OTTAWA -- A Flower in spring blooms here.
Perhaps one playoff series isn't enough to herald that his personal postseason demons are gone.
Perhaps five goals allowed in four consecutive victories against a team beaten up physically and psychologically isn't a large enough sampling of evidence to declare him a fully budded star.
Yet for Marc-Andre Fleury, for a goaltender with too much cumbersome playoff history packed into the back end of his 23 years, this was indeed a triumph to savor and, as he giddily warbles after some saves, let out a yell.
"I don't see them as much as ghosts, but as experience I got through all those years," the Penguins' lanky goalie said late last night, after he made 21 saves and made the Senators go away in a four-game sweep that ended with a 3-1 victory at Scotiabank Place.
This was the same venue and the same playoff round where Fleury and the Penguins compiled a 1-4 record in an Eastern Conference quarterfinals exit 362 days ago.
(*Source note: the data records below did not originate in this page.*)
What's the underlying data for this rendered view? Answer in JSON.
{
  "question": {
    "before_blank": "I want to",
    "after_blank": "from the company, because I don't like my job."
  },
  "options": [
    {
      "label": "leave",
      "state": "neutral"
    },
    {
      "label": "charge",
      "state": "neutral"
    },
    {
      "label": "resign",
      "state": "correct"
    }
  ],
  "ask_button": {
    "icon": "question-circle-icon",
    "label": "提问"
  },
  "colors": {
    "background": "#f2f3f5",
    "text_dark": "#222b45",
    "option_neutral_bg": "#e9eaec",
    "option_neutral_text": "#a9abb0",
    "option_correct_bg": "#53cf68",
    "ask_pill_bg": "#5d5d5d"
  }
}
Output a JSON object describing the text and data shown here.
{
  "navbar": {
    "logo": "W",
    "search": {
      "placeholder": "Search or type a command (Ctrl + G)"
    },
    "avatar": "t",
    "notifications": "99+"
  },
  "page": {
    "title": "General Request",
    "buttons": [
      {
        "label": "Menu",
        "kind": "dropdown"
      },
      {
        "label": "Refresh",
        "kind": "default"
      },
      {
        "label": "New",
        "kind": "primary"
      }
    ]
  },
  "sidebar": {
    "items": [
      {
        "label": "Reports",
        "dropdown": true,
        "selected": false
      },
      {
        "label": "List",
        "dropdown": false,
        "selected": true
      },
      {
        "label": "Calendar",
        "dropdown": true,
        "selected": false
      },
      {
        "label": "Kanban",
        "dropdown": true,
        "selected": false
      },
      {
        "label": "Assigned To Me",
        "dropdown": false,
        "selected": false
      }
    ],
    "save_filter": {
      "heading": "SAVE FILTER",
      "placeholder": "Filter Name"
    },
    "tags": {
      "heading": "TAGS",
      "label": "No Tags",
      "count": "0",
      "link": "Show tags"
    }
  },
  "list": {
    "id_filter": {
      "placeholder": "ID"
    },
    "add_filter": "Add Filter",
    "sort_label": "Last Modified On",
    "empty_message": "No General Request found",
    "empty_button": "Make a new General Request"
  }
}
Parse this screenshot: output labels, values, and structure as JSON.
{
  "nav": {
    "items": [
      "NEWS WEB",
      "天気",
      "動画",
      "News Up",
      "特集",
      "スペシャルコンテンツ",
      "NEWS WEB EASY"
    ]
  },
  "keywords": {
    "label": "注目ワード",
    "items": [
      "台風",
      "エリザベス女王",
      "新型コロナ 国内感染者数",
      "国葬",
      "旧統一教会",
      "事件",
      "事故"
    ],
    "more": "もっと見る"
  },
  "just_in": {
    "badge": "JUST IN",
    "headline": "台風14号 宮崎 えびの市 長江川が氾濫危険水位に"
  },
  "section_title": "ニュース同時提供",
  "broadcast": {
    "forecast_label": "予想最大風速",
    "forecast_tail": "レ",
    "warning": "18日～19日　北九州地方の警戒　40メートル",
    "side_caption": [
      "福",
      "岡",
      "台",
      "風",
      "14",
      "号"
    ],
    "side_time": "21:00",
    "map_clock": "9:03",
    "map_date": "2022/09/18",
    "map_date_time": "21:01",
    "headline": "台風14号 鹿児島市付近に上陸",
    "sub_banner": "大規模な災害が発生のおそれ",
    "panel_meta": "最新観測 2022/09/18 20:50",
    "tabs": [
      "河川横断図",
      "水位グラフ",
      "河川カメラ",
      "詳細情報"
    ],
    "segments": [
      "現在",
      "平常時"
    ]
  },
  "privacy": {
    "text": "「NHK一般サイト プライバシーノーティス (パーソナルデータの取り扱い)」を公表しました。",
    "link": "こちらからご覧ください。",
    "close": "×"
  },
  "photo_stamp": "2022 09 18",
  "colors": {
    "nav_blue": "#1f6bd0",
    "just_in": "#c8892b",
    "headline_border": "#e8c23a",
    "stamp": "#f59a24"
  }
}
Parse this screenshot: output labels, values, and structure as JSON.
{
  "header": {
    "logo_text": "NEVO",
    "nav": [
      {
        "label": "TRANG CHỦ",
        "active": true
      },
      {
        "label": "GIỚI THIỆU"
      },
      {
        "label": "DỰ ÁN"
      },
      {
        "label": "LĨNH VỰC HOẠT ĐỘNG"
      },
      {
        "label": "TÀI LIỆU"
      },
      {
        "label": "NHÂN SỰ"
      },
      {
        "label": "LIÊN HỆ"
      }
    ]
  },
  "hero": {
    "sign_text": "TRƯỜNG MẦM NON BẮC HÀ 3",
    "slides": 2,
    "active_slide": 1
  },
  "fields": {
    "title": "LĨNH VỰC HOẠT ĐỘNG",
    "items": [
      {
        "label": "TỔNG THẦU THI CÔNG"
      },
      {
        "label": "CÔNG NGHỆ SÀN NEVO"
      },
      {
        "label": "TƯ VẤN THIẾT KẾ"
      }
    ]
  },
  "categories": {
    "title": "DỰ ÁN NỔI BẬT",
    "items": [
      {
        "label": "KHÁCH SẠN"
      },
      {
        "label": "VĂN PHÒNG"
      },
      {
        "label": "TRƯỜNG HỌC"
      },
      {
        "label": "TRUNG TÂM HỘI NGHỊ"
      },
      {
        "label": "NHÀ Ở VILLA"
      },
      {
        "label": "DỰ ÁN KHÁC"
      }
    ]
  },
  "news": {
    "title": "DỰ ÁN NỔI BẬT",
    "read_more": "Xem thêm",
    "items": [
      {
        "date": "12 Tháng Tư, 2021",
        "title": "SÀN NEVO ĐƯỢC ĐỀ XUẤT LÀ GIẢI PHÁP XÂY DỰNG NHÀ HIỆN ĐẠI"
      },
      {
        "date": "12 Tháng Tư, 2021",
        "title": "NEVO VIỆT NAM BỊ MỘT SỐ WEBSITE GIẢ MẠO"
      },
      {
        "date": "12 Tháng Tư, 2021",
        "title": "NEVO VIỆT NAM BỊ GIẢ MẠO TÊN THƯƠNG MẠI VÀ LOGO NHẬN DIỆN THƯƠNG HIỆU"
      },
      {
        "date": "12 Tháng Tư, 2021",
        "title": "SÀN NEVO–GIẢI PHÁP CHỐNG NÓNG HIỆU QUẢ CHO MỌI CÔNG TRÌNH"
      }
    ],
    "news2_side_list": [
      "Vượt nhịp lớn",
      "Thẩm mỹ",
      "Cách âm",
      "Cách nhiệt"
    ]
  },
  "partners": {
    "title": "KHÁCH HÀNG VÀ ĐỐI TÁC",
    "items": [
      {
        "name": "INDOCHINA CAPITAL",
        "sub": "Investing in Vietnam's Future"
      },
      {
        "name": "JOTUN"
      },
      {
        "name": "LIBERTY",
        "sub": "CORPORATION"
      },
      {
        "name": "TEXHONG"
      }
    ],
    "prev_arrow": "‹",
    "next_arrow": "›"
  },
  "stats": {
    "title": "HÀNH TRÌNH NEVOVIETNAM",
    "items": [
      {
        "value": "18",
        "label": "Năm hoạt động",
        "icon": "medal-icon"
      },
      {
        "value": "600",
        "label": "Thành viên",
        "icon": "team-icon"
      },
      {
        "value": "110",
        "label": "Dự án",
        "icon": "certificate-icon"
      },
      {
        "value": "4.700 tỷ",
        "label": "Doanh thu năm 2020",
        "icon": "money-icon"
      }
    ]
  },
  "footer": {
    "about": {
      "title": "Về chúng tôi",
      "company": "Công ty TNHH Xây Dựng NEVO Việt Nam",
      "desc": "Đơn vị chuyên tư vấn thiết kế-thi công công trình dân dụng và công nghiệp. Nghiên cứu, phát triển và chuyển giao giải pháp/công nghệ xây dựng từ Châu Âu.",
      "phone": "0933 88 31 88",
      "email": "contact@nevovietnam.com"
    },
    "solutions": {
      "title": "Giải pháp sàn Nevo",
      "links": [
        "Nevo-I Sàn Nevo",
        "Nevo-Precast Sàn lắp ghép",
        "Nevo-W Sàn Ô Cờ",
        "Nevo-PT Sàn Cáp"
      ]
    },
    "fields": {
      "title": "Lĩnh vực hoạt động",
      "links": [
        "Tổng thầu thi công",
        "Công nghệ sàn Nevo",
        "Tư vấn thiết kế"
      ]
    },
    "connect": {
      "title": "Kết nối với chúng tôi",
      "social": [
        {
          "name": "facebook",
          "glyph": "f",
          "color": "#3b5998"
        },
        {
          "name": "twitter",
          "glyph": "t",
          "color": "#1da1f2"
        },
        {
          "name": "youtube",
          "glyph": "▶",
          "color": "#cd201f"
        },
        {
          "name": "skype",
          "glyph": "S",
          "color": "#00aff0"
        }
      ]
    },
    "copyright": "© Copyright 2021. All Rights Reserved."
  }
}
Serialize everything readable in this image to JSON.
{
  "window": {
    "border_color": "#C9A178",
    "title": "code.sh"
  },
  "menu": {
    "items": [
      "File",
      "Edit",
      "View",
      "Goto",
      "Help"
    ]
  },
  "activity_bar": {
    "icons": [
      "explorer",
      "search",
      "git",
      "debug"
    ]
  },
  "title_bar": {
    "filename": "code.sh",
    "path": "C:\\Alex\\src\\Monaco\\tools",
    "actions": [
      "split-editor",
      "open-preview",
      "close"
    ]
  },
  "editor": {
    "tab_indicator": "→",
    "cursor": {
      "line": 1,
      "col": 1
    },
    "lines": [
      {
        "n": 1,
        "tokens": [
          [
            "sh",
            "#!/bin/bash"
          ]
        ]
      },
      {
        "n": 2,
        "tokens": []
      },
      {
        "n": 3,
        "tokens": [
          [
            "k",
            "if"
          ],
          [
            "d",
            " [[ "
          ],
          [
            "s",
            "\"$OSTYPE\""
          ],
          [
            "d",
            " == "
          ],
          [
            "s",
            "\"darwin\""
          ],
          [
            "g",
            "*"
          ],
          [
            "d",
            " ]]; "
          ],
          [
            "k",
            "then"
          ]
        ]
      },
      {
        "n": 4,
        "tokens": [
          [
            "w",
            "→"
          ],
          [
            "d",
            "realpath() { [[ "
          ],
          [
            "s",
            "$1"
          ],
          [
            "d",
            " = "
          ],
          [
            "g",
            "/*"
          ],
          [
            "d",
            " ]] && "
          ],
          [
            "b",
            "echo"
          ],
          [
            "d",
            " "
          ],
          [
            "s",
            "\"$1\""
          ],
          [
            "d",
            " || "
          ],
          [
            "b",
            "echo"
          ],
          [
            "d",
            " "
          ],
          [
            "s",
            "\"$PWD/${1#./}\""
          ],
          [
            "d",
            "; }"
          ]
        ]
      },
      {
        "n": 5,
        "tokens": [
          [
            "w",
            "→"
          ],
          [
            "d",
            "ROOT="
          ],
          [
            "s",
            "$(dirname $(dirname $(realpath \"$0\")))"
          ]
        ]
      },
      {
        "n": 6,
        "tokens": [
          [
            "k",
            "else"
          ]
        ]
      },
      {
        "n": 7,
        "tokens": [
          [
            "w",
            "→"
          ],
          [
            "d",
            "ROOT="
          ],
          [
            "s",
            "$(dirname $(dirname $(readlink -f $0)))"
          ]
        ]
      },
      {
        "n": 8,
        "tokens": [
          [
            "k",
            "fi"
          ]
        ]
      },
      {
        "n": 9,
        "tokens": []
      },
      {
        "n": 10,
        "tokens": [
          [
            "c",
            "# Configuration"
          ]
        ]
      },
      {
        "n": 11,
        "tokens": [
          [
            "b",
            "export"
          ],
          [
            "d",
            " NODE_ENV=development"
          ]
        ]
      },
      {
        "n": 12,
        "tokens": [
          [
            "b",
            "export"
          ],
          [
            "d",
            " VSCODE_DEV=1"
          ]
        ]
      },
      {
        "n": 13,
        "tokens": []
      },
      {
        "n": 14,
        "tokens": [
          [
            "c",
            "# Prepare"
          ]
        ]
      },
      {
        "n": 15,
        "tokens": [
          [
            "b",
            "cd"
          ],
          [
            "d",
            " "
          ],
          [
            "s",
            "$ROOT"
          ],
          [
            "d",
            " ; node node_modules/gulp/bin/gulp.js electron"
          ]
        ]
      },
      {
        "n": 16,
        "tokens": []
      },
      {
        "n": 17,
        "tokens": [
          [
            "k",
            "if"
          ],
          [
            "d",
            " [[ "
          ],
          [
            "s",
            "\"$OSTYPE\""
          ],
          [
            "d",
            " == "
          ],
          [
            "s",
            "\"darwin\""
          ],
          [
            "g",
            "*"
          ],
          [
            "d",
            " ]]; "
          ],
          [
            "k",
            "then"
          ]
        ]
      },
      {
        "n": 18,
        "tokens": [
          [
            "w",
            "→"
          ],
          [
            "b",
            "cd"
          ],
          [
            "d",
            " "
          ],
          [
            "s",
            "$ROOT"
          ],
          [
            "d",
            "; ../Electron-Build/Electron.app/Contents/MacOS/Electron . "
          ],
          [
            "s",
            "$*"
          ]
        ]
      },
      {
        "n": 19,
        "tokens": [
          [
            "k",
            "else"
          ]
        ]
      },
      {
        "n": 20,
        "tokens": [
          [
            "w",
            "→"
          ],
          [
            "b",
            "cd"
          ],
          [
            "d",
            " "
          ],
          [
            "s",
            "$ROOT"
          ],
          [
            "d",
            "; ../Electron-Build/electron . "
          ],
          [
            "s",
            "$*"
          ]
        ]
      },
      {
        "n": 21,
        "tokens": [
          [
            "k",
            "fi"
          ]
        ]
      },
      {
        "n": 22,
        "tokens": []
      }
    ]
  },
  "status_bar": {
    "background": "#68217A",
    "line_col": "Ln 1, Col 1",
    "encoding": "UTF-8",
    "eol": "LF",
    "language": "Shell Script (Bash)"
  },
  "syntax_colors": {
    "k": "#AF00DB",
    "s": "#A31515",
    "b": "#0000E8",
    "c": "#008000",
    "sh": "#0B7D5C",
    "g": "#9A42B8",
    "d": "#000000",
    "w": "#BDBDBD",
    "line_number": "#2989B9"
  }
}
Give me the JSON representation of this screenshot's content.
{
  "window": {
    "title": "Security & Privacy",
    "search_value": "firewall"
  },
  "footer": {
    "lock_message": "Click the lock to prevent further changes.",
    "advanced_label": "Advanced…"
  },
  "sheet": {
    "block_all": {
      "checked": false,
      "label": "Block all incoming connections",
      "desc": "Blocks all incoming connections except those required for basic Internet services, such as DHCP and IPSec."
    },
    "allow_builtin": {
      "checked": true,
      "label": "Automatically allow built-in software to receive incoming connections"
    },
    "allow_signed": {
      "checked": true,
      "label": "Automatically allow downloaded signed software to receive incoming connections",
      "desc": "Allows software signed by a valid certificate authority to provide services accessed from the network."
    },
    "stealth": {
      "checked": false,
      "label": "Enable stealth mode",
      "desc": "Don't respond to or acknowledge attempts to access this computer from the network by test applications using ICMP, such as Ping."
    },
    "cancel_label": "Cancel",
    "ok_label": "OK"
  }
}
What a difference a year makes: 238 minutes, 2 seconds on the ice, 121 shots, 5 goals, his first postseason shutout, a .955 save percentage, a miniscule goals-against average of 1.25.
Take that, 2003 World Junior Championship loss in the finals to the United States.
So there, American Hockey League playoff yankings in 2004, '05 and '06 all by a Wilkes-Barre coach named ... Michel Therrien.
Concluded Fleury, "It's good to be through those things and use it for today."
"Ahh, Fleury was great," said Maxime Talbot, a friend, teammate and fellow French Canadian. "Fleury saved us a couple of times at the end of the game. My favorite? Ahh, there were so many. It's great to see."
"They were playing for their lives, playing for their season," defenseman Ryan Whitney added of the Senators.
True, the Senators threw Daniel Alfredsson back from sickbed at him, and then the reunited Alfredsson-Jason Spezza-Dany Heatley line at him, and seemingly 19,954 throats chanting Fluuurreeee at him at the very instant Antoine Vermette appeared to kick in a goal late in the second period. Still, nothing could cause him to wilt. The 6-foot-2 kid stood tall in the Penguins net.
"He's been playing like that the past month, two months," Whitney said.
"Since I've joined this team and he returned from [high ankle sprain] injury, he was strong for this team," said Marian Hossa, the former Senator turned Penguin. "He hasn't missed a beat. There were a few saves [in Game 4] that were unbelievable. You need great goaltending in the playoffs, and he was great for us."
There were 26 shots in a Game 1 shutout, something he never collected in juniors, for Team Canada in two World Juniors competitions, in 11 Wilkes-Barre playoff games, in his five games against Ottawa last spring.
There were 30 shots and a three-goal flourish in Game 2, causing the Senators to firmly believe they had solved the kid. Then he stoned them the final 11 minutes of Friday's game in Mellon Arena, and Ottawa potted only two more the last 131 minutes of this short series.
What a difference 362 days make.
"He's more patient," Talbot said. "He's calm. He's having fun. The Flower is all about having fun, being the guy in the net, going 'Woo Woo' after every save."
Goaltending coach Gilles Meloche deflects credit back to Fleury, who would probably throw out a leg pad and knock it away, anyway.
"He's worked hard," Meloche said outside a celebratory locker room. The differences in Fleury? "First of all, it's experience. Last year, I don't think the series was bad for him," with a 3.76 goals-against average against an eventual Stanley Cup finalist and three of the playoffs' top scorers in Alfredsson, Spezza and Heatley.
Meloche picked up the tale: "They had the better team last year. And right now, he's at the top of his game. He's confident. He's keeping it simple and he's making the big saves."
Let's hear a Woo Woo.
"He can do whatever he wants," Meloche said, pausing to grin, "as long as he stops the puck."